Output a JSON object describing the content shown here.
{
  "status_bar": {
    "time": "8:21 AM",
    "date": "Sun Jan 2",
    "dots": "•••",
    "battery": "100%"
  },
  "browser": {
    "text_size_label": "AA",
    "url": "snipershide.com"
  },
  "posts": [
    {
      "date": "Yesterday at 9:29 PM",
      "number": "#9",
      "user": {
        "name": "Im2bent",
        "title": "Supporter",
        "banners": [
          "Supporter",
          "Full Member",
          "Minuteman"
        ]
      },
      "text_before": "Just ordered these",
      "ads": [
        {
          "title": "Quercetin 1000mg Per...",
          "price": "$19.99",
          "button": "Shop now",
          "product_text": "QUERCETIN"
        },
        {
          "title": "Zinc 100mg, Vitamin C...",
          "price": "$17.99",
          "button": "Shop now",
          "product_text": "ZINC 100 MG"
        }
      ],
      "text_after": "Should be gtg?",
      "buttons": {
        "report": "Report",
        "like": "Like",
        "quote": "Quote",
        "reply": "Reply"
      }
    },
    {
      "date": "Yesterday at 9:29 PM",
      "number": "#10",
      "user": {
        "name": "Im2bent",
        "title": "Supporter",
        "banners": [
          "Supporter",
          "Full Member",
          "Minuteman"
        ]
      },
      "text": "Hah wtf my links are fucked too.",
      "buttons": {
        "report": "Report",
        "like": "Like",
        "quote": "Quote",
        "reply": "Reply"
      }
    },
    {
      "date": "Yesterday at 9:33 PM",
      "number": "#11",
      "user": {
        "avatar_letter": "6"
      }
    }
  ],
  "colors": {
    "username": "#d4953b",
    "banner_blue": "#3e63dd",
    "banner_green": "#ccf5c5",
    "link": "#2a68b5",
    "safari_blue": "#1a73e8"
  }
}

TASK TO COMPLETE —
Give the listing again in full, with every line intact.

EXPECTED ANSWER —
Output a JSON object describing the content shown here.
{
  "status_bar": {
    "time": "8:21 AM",
    "date": "Sun Jan 2",
    "dots": "•••",
    "battery": "100%"
  },
  "browser": {
    "text_size_label": "AA",
    "url": "snipershide.com"
  },
  "posts": [
    {
      "date": "Yesterday at 9:29 PM",
      "number": "#9",
      "user": {
        "name": "Im2bent",
        "title": "Supporter",
        "banners": [
          "Supporter",
          "Full Member",
          "Minuteman"
        ]
      },
      "text_before": "Just ordered these",
      "ads": [
        {
          "title": "Quercetin 1000mg Per...",
          "price": "$19.99",
          "button": "Shop now",
          "product_text": "QUERCETIN"
        },
        {
          "title": "Zinc 100mg, Vitamin C...",
          "price": "$17.99",
          "button": "Shop now",
          "product_text": "ZINC 100 MG"
        }
      ],
      "text_after": "Should be gtg?",
      "buttons": {
        "report": "Report",
        "like": "Like",
        "quote": "Quote",
        "reply": "Reply"
      }
    },
    {
      "date": "Yesterday at 9:29 PM",
      "number": "#10",
      "user": {
        "name": "Im2bent",
        "title": "Supporter",
        "banners": [
          "Supporter",
          "Full Member",
          "Minuteman"
        ]
      },
      "text": "Hah wtf my links are fucked too.",
      "buttons": {
        "report": "Report",
        "like": "Like",
        "quote": "Quote",
        "reply": "Reply"
      }
    },
    {
      "date": "Yesterday at 9:33 PM",
      "number": "#11",
      "user": {
        "avatar_letter": "6"
      }
    }
  ],
  "colors": {
    "username": "#d4953b",
    "banner_blue": "#3e63dd",
    "banner_green": "#ccf5c5",
    "link": "#2a68b5",
    "safari_blue": "#1a73e8"
  }
}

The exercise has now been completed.